Sculptor Darrell Schofield
Standing figure, Limestone. Darrell Schofield Sculpture
My name is Darrell Scholfield and I am a sculptor working in stone here in Plymouth. I have been carving stone for about 25 years. After leaving school at 15, I worked as a printer, and later as a regular infantry soldier before attending art college as a mature student in my late 20s.
My first experience of sculpture making was during my studies as a fine art student at the university of the West of England but my interest in art began in my early teens when I was growing up in London. I would spend my free time visiting the city museum’s and art galleries. My favorite was the Tate gallery in Pimlico and it was here that I became acquainted with art by the masters of modernism, particularly works by Picasso Dali and Magritte.
I am inspired by my local natural environment. I meditate on the rocks at Jennycliff beach while listening to the surf carve the stone. Also I like to walk on Dartmoor. Wild places for me induce feelings of ancientness. A particular frequency or vibration. I like the idea that art connects the artist, and those who experience it to the metaphysical background of the world.
The process I use is known as free-carving. This means that when starting a sculpture, the stone has some natural form that inspires the sculptor. If the look of the stone suggests something to the artist, then the artist will work with the stone to create an image. If the stone is cut to a block the artist must knock off the edges. As the stone is reduced to something more organic looking. A dialogue or a rhythm will evolve and slowly the sculpture takes shape. A lot of modern sculptors have used this method.
For myself it is the antithesis of neo classicism. Rather than an art based on an idealized version of the human form, the modern sculptor is at liberty to create images based on his/her own personal mythology.

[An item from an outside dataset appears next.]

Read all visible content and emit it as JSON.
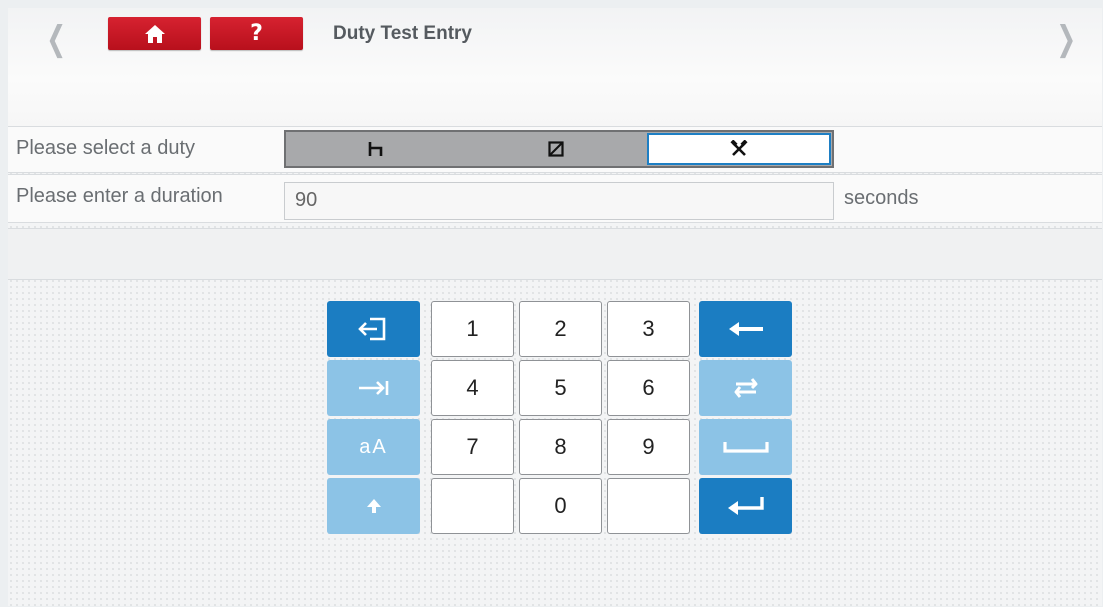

Reclining figure,York stone. Darrell Schofield Sculpture
Bather, Marble. Darrell Schofield
During the early nineties I travelled to India with my wife a yoga enthusiast and the carvings in the Hindu temples had a huge influence on my style. I bring together an eclectic mix of interests that influence my art including. Taoism, Zen meditation, science, music, Hindu gods, abstract painting, qi gong, the art of pagan cultures, working with plants, growing edible mushrooms (Pleurotos Ostreatus) and a celebration of the feminine spirit in nature.
I believe that drawing is the foundation discipline of the visual arts, the practice of drawing develops eye/hand coordination and improves the assimilation of visual information. As a student I focused mainly on life drawing and my sculpture now is usually figure based.
Nearly all of my sculptures are in the round. A stone roughly the size of a shoe box is light enough to lift. This is the average dimension I preferably start with. I probably remove about a third of the stones weight through the carving process. With the exception of black marble I do not go for a highly polished finish, Reflecting light can cause glare making the work hard to look at.
Mostly the stone is carved with chisel and nylon mallet. I use chisels with tungsten inserts, it is important that the chisel is always kept razor sharp and then the work is finished by filing or abrading. For the past 10 years I have worked almost exclusively in Italian marble, the density of marble is amazing; a small piece will feel very heavy relative to its size and the stone is consistently uniform in structure making it a reliable medium. However, I prefer working with English stone such a York sandstone or Dorset limestone. These stones are softer and easier to carve but lately I have resolved to work exclusively in limestone. I’ve come to prefer the warmer look of lime and sand stones.
I am excited to be in Plymouth at this time. It’s good to see new galleries and small music venues starting up. I am currently looking for a nicely located gallery to display my work.
Please contact me via email if you wish to chat, or see more of my work. firstname.lastname@example.org